"It's been a difficult year," admits Sir David Nicholas wearily as he contemplates how best to manage 40 staff in the Gulf. He is chairman and former chief executive of Independent Television News, and the news at ITN has not been good recently. The principal British rival to the BBC has faced an uncertain future, with costs rising just as recession was slashing into advertising. Add to this expensive new headquarters developed as property prices tumbled, government intervention, a threat to its monopoly position and criticism from some customers and you have a difficult brew to drink.
At the heart of ITN's problems lie the uncertainties over the future of British broadcasting. These were exemplified in the Government's Broadcasting Bill which became law last October, but in reality cannot be resolved until the next century. Will existing television and radio stations, or satellite and cable TV, win out in the popularity stakes? Can the independents continue to match the BBC? Will news gathering open up to market forces or continue to receive government protection in the name of the consumer's interest? Only time can tell how news media will have to adapt to the demands which loom ahead, but that is little comfort to an organisation plagued with financial problems and worries.
There is a curious irony about all of this. Information has been one of the biggest business growth areas and, in recession or boom, the thirst for it has grown steadily. This has been particularly clear over the past couple of years. First there was Tiananmen Square, then the collapse of the Berlin Wall and successive Eastern European regimes, climaxing with the Christmas Day firing squad for Romania's Ceausescus. Last spring Nelson Mandela was released and the Soviet Union began to split apart at the seams. In Nicaragua the Sandinistas fell from power, while next door General Noriega was toppled by a US invasion. Finally, to cap it all, in August Iraq invaded Kuwait, precipitating one of the longest runs of lead stories in decades.

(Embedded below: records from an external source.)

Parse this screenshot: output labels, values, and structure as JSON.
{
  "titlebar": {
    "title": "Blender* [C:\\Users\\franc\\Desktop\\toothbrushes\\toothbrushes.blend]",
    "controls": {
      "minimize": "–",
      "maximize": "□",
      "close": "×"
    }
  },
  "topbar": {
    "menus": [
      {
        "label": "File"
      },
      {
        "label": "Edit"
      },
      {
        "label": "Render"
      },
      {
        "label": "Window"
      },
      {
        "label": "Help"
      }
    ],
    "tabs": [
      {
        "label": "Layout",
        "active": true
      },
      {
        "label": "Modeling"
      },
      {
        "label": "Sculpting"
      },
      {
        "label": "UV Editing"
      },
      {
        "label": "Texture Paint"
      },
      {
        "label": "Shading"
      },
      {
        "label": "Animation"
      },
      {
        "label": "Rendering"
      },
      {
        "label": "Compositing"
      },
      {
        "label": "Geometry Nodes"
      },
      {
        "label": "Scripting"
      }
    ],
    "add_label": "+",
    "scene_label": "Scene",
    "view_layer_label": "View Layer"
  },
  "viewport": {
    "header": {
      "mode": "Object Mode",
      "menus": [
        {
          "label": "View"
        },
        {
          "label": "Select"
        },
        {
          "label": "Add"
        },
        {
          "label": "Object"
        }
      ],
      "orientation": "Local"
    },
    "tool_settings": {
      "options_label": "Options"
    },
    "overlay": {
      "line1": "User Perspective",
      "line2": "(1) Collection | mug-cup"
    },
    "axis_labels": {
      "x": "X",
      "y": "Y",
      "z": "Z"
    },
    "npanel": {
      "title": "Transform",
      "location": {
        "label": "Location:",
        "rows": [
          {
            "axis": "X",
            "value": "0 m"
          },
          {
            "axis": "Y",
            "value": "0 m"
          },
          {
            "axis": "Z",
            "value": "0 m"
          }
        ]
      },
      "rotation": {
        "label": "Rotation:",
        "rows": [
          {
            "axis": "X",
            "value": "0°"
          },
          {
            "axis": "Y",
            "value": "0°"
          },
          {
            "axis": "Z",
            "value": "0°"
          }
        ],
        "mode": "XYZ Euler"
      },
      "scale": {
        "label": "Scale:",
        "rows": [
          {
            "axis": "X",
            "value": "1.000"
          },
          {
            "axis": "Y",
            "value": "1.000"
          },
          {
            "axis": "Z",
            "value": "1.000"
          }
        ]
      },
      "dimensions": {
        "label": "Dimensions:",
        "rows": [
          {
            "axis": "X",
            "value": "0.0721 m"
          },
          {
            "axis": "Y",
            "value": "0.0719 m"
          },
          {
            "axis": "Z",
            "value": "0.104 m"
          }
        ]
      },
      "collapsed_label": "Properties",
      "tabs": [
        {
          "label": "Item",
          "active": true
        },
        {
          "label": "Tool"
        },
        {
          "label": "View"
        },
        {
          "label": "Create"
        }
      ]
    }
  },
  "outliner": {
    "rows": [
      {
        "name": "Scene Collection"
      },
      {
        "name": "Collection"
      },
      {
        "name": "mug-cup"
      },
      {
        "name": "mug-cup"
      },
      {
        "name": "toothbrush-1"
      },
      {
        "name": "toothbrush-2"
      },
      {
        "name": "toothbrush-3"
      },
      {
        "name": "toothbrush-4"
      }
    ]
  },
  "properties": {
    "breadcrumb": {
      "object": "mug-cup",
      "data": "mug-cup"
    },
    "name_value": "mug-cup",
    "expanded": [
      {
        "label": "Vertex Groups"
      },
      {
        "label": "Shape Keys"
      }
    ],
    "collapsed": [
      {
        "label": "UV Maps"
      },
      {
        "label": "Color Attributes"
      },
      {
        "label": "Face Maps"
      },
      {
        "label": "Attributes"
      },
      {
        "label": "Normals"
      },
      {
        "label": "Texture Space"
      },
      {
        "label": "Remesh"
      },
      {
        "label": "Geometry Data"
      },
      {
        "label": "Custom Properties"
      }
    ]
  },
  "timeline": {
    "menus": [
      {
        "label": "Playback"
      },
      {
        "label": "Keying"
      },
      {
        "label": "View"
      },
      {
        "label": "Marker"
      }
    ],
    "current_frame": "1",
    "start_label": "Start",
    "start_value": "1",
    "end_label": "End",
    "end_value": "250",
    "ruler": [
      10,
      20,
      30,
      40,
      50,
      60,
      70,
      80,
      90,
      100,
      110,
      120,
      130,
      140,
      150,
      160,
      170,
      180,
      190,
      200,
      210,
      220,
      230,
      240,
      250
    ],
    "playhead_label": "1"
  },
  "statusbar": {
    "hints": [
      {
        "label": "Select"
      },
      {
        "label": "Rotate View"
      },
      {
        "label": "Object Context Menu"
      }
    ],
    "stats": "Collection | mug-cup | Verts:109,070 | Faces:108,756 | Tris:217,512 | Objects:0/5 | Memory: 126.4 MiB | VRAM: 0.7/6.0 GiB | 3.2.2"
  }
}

And ITN was there throughout. Present as each crisis arose, its footage from around the world was sought eagerly by stations both at home and abroad. In almost any business sector this would be a recipe for a rapid rise in the share price and a cause for celebration - but not so at ITN. There, events abroad caused major problems: costs were soaring. In October last year it was forced to turn to its shareholders and bankers to ask for £18 million to sort out its difficulties. They were distinctly unenthusiastic at the prospect, but in the end had little option - the independents simply have to have something with which to challenge the BBC.
Central to this need are the question marks that the Broadcasting Act has thrown up over the whole of the future of British television, and in particular the woolly "quality threshold" that franchise holders are expected to meet. Although no one seems to know how this will be defined in practice, all observers agree that a news service will clearly pay a crucial part.
Here ITN has an inbuilt advantage. The service enjoys a monopoly position, supplying news to the independent television channels that own it and that pay accordingly (the initial estimate for 1990-91 was £60 million). While this has just been confirmed for the next 10 years, until recently there was some doubt as to whether it would be renewed.
When, thanks in large part to world events, ITN's chiefs were forced to turn to their backers for more cash, there was heavy resistance. The advertising industry was in deep recession. As British companies began to feel the pinch, it was advertising campaigns which felt the finance director's scalpel first (the Saatchi-owned, media-buying organisation Zenith, which bulk-buys TV slots, predicts a real-term fall of 3.5% in revenues over the next year). As a result, to keep to their schedules, the television companies had to cut rates, resulting in falling revenues. The last thing that they wanted was unexpected demands for cash from ITN.